> **Exercise details**
Copy the entries exactly. Their pictures do not belong in the copy.

> **Data extracts**

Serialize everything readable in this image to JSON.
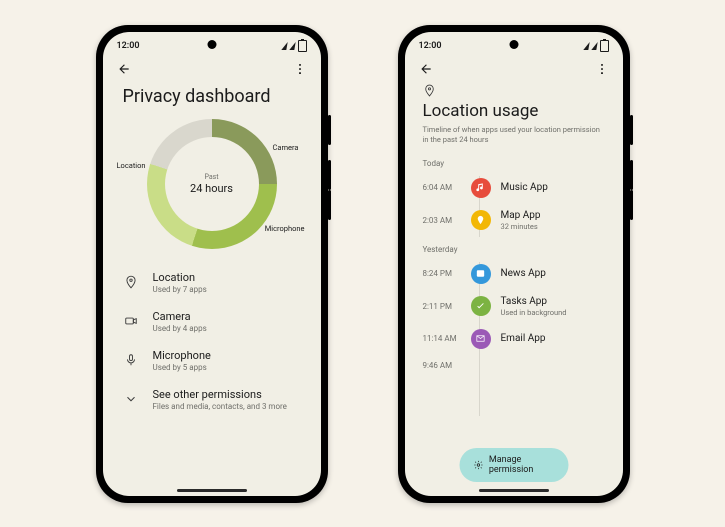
{
  "status": {
    "time": "12:00"
  },
  "phone1": {
    "title": "Privacy dashboard",
    "donut": {
      "center_top": "Past",
      "center_main": "24 hours",
      "labels": {
        "location": "Location",
        "camera": "Camera",
        "microphone": "Microphone"
      }
    },
    "rows": [
      {
        "label": "Location",
        "sub": "Used by 7 apps"
      },
      {
        "label": "Camera",
        "sub": "Used by 4 apps"
      },
      {
        "label": "Microphone",
        "sub": "Used by 5 apps"
      },
      {
        "label": "See other permissions",
        "sub": "Files and media, contacts, and 3 more"
      }
    ]
  },
  "phone2": {
    "title": "Location usage",
    "subtitle": "Timeline of when apps used your location permission in the past 24 hours",
    "sections": {
      "today": "Today",
      "yesterday": "Yesterday"
    },
    "today": [
      {
        "time": "6:04 AM",
        "app": "Music App",
        "sub": "",
        "color": "red"
      },
      {
        "time": "2:03 AM",
        "app": "Map App",
        "sub": "32 minutes",
        "color": "yellow"
      }
    ],
    "yesterday": [
      {
        "time": "8:24 PM",
        "app": "News App",
        "sub": "",
        "color": "blue"
      },
      {
        "time": "2:11 PM",
        "app": "Tasks App",
        "sub": "Used in background",
        "color": "grn"
      },
      {
        "time": "11:14 AM",
        "app": "Email App",
        "sub": "",
        "color": "purple"
      }
    ],
    "cutoff_time": "9:46 AM",
    "manage_button": "Manage permission"
  }
}
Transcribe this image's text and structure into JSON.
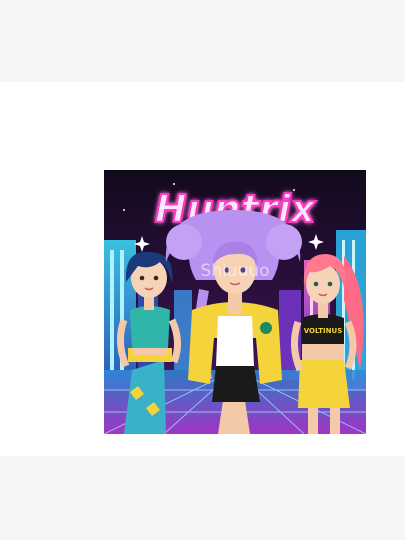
{
  "artwork": {
    "title": "Huntrix",
    "watermark": "Shiuuuo",
    "shirt_text": "VOLTINUS"
  },
  "colors": {
    "page_background": "#ffffff",
    "band_background": "#f6f6f6",
    "title_fill": "#ffe6ff",
    "title_glow": "#ff39c7",
    "sky_dark": "#140b1f",
    "neon_cyan": "#3fe0ff",
    "neon_pink": "#ff4fc8",
    "jacket_yellow": "#f5d33a",
    "hair_lilac": "#b892f0",
    "hair_navy": "#1c3a7a",
    "hair_pink": "#ff7a8e"
  }
}
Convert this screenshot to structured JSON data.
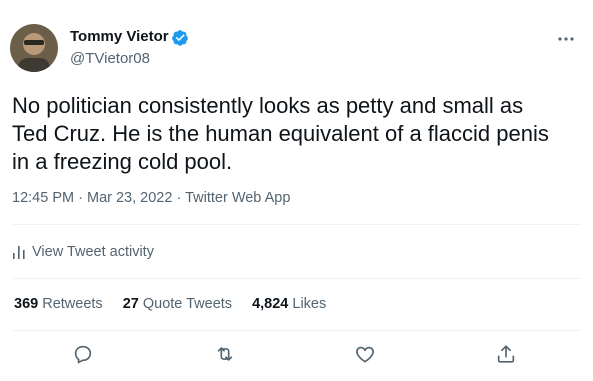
{
  "author": {
    "name": "Tommy Vietor",
    "handle": "@TVietor08"
  },
  "tweet": {
    "text": "No politician consistently looks as petty and small as\nTed Cruz. He is the human equivalent of a flaccid penis\nin a freezing cold pool.",
    "time": "12:45 PM",
    "separator": "·",
    "date": "Mar 23, 2022",
    "source": "Twitter Web App"
  },
  "activity": {
    "label": "View Tweet activity"
  },
  "stats": {
    "retweets_count": "369",
    "retweets_label": "Retweets",
    "quotes_count": "27",
    "quotes_label": "Quote Tweets",
    "likes_count": "4,824",
    "likes_label": "Likes"
  },
  "colors": {
    "text": "#0f1419",
    "secondary": "#536471",
    "verified": "#1d9bf0",
    "divider": "#eff3f4"
  },
  "icons": {
    "verified": "verified-badge-icon",
    "more": "more-dots-icon",
    "activity": "bar-chart-icon",
    "reply": "reply-icon",
    "retweet": "retweet-icon",
    "like": "heart-icon",
    "share": "share-icon"
  }
}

> **Written reply**
Serialize everything readable in this image to JSON.
{
  "status": {
    "time": "12:00"
  },
  "phone1": {
    "title": "Privacy dashboard",
    "donut": {
      "center_top": "Past",
      "center_main": "24 hours",
      "labels": {
        "location": "Location",
        "camera": "Camera",
        "microphone": "Microphone"
      }
    },
    "rows": [
      {
        "label": "Location",
        "sub": "Used by 7 apps"
      },
      {
        "label": "Camera",
        "sub": "Used by 4 apps"
      },
      {
        "label": "Microphone",
        "sub": "Used by 5 apps"
      },
      {
        "label": "See other permissions",
        "sub": "Files and media, contacts, and 3 more"
      }
    ]
  },
  "phone2": {
    "title": "Location usage",
    "subtitle": "Timeline of when apps used your location permission in the past 24 hours",
    "sections": {
      "today": "Today",
      "yesterday": "Yesterday"
    },
    "today": [
      {
        "time": "6:04 AM",
        "app": "Music App",
        "sub": "",
        "color": "red"
      },
      {
        "time": "2:03 AM",
        "app": "Map App",
        "sub": "32 minutes",
        "color": "yellow"
      }
    ],
    "yesterday": [
      {
        "time": "8:24 PM",
        "app": "News App",
        "sub": "",
        "color": "blue"
      },
      {
        "time": "2:11 PM",
        "app": "Tasks App",
        "sub": "Used in background",
        "color": "grn"
      },
      {
        "time": "11:14 AM",
        "app": "Email App",
        "sub": "",
        "color": "purple"
      }
    ],
    "cutoff_time": "9:46 AM",
    "manage_button": "Manage permission"
  }
}
Transcribe this image's text and structure into JSON.
{
  "artwork": {
    "title": "Huntrix",
    "watermark": "Shiuuuo",
    "shirt_text": "VOLTINUS"
  },
  "colors": {
    "page_background": "#ffffff",
    "band_background": "#f6f6f6",
    "title_fill": "#ffe6ff",
    "title_glow": "#ff39c7",
    "sky_dark": "#140b1f",
    "neon_cyan": "#3fe0ff",
    "neon_pink": "#ff4fc8",
    "jacket_yellow": "#f5d33a",
    "hair_lilac": "#b892f0",
    "hair_navy": "#1c3a7a",
    "hair_pink": "#ff7a8e"
  }
}
Convert this screenshot to structured JSON data.
{
  "author": {
    "name": "Tommy Vietor",
    "handle": "@TVietor08"
  },
  "tweet": {
    "text": "No politician consistently looks as petty and small as\nTed Cruz. He is the human equivalent of a flaccid penis\nin a freezing cold pool.",
    "time": "12:45 PM",
    "separator": "·",
    "date": "Mar 23, 2022",
    "source": "Twitter Web App"
  },
  "activity": {
    "label": "View Tweet activity"
  },
  "stats": {
    "retweets_count": "369",
    "retweets_label": "Retweets",
    "quotes_count": "27",
    "quotes_label": "Quote Tweets",
    "likes_count": "4,824",
    "likes_label": "Likes"
  },
  "colors": {
    "text": "#0f1419",
    "secondary": "#536471",
    "verified": "#1d9bf0",
    "divider": "#eff3f4"
  },
  "icons": {
    "verified": "verified-badge-icon",
    "more": "more-dots-icon",
    "activity": "bar-chart-icon",
    "reply": "reply-icon",
    "retweet": "retweet-icon",
    "like": "heart-icon",
    "share": "share-icon"
  }
}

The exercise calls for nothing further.